> DIRECTIONS: Your answer should be each line of the entries that contains the word "Credit", copied in full.

Dataset rows describing interfaces:
Content starts
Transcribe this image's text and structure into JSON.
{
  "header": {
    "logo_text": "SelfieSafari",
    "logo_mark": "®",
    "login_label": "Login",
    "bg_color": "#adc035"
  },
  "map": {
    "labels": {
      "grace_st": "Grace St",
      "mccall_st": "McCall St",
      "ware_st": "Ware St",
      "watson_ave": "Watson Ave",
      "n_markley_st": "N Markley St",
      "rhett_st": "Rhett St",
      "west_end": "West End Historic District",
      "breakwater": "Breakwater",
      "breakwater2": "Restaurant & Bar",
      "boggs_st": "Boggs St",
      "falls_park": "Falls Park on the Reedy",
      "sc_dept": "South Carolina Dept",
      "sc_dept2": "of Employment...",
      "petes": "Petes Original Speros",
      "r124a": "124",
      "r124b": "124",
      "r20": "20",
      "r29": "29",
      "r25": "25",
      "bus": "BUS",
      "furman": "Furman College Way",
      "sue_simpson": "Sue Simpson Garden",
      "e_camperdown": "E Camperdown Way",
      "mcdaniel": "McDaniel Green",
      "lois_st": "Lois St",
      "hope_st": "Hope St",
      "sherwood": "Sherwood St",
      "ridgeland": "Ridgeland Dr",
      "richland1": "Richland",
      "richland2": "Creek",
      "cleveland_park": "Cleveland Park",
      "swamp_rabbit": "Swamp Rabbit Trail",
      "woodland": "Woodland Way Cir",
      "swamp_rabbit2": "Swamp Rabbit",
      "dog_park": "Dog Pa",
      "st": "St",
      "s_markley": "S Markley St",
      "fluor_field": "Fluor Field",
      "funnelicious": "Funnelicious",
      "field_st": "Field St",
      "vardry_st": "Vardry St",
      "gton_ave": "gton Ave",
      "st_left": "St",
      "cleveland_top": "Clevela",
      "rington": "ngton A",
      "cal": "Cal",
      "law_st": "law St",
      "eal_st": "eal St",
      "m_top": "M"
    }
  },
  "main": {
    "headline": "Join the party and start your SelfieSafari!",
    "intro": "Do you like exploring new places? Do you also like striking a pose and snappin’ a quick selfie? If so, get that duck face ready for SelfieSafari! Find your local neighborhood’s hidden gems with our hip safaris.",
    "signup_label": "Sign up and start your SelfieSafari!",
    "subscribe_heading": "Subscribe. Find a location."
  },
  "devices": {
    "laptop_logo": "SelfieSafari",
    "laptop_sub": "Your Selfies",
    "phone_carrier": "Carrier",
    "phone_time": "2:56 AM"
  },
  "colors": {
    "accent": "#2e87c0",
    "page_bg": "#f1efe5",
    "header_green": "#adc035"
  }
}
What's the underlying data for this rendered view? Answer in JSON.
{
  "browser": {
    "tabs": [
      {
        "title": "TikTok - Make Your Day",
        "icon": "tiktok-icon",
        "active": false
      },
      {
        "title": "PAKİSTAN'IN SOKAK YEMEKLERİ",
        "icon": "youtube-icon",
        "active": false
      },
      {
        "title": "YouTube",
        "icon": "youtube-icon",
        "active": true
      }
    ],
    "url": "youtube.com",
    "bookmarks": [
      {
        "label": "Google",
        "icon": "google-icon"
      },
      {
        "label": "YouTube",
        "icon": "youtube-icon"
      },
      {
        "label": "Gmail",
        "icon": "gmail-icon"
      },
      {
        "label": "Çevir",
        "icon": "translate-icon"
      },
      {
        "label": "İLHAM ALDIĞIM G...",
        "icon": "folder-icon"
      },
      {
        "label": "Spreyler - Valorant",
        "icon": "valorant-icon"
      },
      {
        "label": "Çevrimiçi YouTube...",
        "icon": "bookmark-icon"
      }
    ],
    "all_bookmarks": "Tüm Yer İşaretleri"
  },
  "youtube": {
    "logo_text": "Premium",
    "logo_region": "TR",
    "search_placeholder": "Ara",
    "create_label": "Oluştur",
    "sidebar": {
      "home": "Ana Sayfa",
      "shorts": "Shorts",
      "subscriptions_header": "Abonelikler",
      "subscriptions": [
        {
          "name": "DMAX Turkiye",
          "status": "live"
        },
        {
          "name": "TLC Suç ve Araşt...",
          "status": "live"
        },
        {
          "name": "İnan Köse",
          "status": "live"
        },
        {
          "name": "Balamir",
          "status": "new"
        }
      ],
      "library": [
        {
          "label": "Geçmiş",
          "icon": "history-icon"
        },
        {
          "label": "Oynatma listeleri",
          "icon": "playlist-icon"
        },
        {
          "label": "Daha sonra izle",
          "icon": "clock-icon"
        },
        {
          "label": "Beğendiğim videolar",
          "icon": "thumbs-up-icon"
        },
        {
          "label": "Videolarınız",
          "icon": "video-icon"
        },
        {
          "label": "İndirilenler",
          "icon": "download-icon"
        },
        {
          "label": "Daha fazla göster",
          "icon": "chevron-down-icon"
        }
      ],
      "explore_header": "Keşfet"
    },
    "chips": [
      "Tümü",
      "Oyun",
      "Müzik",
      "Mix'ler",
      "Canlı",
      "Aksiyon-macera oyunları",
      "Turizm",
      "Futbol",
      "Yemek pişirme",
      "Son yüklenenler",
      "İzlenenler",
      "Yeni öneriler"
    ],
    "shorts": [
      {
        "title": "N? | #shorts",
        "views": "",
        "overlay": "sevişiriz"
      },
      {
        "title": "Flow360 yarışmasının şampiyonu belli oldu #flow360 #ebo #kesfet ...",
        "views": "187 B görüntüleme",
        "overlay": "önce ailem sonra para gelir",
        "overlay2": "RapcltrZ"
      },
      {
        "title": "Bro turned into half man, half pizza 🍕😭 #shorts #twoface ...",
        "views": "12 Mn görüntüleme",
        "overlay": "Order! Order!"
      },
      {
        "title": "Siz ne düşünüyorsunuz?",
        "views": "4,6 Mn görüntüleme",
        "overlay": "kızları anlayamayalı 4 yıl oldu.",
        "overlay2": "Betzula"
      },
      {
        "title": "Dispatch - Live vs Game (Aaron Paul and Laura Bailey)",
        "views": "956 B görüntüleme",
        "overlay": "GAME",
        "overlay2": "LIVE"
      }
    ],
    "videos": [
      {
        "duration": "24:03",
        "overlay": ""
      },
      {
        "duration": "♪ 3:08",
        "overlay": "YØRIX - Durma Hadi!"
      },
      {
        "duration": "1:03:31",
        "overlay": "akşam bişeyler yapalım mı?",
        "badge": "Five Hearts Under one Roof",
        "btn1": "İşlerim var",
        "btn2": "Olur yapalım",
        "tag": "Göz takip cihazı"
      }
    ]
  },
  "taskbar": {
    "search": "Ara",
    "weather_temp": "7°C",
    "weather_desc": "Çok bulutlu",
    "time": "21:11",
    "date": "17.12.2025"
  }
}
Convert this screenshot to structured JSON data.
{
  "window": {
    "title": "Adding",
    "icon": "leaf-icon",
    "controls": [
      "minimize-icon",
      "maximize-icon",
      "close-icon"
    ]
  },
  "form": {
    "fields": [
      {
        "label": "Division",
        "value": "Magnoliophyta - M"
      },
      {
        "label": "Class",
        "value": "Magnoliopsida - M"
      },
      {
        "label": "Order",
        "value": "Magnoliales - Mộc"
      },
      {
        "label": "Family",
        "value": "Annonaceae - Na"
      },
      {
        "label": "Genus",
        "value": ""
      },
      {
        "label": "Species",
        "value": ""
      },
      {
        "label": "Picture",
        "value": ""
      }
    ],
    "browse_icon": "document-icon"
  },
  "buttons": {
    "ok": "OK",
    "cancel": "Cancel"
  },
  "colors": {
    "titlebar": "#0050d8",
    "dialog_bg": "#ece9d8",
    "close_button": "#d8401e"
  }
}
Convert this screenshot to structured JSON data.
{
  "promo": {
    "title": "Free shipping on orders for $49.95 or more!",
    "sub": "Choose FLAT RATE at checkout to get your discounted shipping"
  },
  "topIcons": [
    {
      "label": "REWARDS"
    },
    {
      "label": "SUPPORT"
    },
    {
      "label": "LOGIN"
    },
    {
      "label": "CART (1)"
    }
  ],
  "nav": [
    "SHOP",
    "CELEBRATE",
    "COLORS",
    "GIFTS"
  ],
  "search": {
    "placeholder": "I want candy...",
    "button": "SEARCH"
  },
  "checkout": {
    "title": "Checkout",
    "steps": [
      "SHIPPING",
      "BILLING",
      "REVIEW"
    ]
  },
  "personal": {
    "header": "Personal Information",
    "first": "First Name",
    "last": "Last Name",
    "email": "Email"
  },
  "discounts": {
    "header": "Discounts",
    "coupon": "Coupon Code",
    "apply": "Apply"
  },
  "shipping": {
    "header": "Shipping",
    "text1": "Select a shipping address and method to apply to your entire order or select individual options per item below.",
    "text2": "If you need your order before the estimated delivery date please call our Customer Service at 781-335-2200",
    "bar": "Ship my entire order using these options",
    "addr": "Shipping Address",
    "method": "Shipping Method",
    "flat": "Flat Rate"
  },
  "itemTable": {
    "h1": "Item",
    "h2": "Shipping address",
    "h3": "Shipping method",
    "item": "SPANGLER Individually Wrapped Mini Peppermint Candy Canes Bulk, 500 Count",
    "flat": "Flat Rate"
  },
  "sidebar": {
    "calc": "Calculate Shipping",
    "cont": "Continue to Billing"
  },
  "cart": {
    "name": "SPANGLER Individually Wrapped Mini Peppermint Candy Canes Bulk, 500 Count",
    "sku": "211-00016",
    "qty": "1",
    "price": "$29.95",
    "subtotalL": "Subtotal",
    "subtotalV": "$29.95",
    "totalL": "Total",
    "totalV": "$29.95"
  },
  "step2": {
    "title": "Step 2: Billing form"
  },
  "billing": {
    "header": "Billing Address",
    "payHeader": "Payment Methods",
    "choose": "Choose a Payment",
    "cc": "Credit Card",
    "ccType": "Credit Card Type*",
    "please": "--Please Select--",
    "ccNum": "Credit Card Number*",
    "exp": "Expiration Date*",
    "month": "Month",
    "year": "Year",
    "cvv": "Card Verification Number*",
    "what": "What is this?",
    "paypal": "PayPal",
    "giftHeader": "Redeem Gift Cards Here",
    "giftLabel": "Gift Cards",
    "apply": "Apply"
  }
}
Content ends
> ANSWER:
    "cc": "Credit Card",
    "ccType": "Credit Card Type*",
    "ccNum": "Credit Card Number*",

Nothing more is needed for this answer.